EM 1110-2-1100 (Change 1)
31 Jul 03
A spit whose outer end in turned landward by current deflection, by the opposing action of two or more currents, or
Discoloration of surface waters, most frequently in COASTAL ZONES, caused by large concentrations of
An offshore consolidated rock hazard to navigation, with a least depth of about 20 meters (10 fathoms) or less.
Often refers to coral FRINGING REEFS in tropical waters.
See BARRIER REEF.
Rubble mound of single-sized stones with a crest at or below sea level which is allowed to be (re)shaped by the
See FRINGING REEF.
The plane to which sounding and tidal data are referred. See DATUM PLANE.
(1) A specified location (in plan elevation) to which measurements are referred. (2) In beach material studies, a
specified point within the REFERENCE ZONE.
A place for which tidal constants have previously been determined and which is used as a standard for the
comparison of simultaneous observations at a second station. Also, a station for which independent daily predictions are
given in the tide or current tables from which corresponding predictions are obtained for other stations by means of
differences or factors.
In regard to beach measuring procedure, the part of the FORESHORE subject to wave action (between the Limit of
UPRUSH and the Limit of BACKWASH) at mid-tide stage.

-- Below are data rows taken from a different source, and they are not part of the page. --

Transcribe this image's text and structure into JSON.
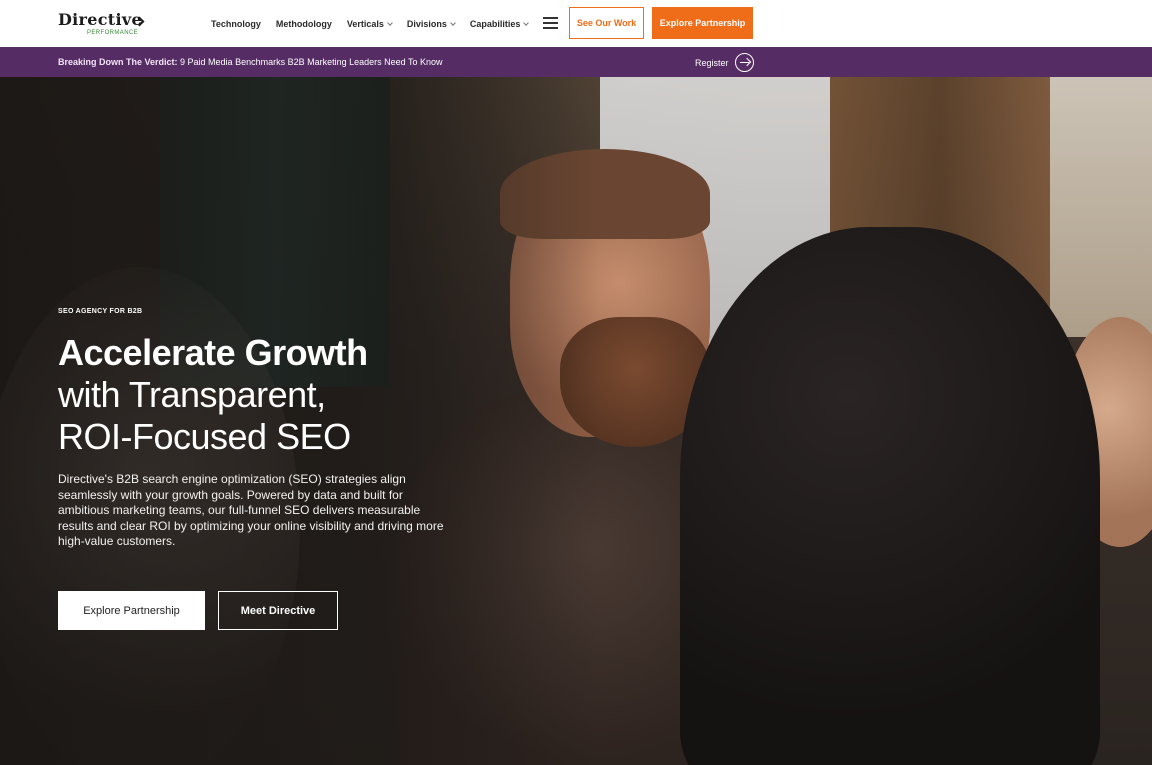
{
  "header": {
    "logo_text": "Directive",
    "logo_subtext": "PERFORMANCE",
    "nav": [
      {
        "label": "Technology",
        "has_dropdown": false
      },
      {
        "label": "Methodology",
        "has_dropdown": false
      },
      {
        "label": "Verticals",
        "has_dropdown": true
      },
      {
        "label": "Divisions",
        "has_dropdown": true
      },
      {
        "label": "Capabilities",
        "has_dropdown": true
      }
    ],
    "menu_icon": "hamburger-icon",
    "see_work_label": "See Our Work",
    "explore_label": "Explore Partnership",
    "accent_color": "#ef6c19"
  },
  "banner": {
    "bold_text": "Breaking Down The Verdict:",
    "text": " 9 Paid Media Benchmarks B2B Marketing Leaders Need To Know",
    "register_label": "Register",
    "register_icon": "arrow-right-circle-icon",
    "background_color": "#552c63"
  },
  "hero": {
    "eyebrow": "SEO AGENCY FOR B2B",
    "headline_line1": "Accelerate Growth",
    "headline_line2": "with Transparent,",
    "headline_line3": "ROI-Focused SEO",
    "description": "Directive's B2B search engine optimization (SEO) strategies align seamlessly with your growth goals. Powered by data and built for ambitious marketing teams, our full-funnel SEO delivers measurable results and clear ROI by optimizing your online visibility and driving more high-value customers.",
    "primary_button": "Explore Partnership",
    "secondary_button": "Meet Directive"
  }
}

In areas of great tidal range a more complex definition is
That part of an incident wave that is returned seaward when a wave impinges on a steep beach, barrier, or other
The process by which the energy of the wave is returned seaward.
(1) The process by which the direction of a wave moving in shallow water at an angle to the contours is changed:
the part of the wave advancing in shallower water moves more slowly than that part still advancing in deeper water, causing
the wave crest to bend toward alinement with the underwater contours. (2) The bending of wave crests by currents. (See
Appendix A Glossary of Coastal Terminology